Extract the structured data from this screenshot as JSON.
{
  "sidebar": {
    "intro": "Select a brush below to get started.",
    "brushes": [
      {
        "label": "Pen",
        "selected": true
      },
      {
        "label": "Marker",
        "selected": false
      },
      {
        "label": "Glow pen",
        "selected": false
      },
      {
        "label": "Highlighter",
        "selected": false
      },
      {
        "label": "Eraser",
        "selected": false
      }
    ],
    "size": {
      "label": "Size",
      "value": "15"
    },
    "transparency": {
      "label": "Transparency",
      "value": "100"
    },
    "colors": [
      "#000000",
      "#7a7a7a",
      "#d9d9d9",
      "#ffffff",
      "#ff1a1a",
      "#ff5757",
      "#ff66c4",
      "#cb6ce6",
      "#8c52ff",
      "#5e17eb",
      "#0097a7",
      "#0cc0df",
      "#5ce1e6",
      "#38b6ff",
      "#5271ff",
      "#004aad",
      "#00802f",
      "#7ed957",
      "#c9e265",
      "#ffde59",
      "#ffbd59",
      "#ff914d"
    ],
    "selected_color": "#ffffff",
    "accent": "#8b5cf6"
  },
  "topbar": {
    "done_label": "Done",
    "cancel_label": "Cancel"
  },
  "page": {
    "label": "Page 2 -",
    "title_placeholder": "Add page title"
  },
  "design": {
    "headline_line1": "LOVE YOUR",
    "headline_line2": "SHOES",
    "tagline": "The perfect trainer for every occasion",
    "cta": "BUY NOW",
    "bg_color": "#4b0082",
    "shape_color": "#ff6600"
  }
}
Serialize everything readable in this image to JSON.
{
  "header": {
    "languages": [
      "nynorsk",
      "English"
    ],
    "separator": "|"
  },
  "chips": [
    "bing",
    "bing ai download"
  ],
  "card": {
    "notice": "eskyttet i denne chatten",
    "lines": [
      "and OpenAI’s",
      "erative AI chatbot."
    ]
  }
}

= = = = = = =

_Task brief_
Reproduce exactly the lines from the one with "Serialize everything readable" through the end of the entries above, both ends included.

_Task response_
Serialize everything readable in this image to JSON.
{
  "header": {
    "languages": [
      "nynorsk",
      "English"
    ],
    "separator": "|"
  },
  "chips": [
    "bing",
    "bing ai download"
  ],
  "card": {
    "notice": "eskyttet i denne chatten",
    "lines": [
      "and OpenAI’s",
      "erative AI chatbot."
    ]
  }
}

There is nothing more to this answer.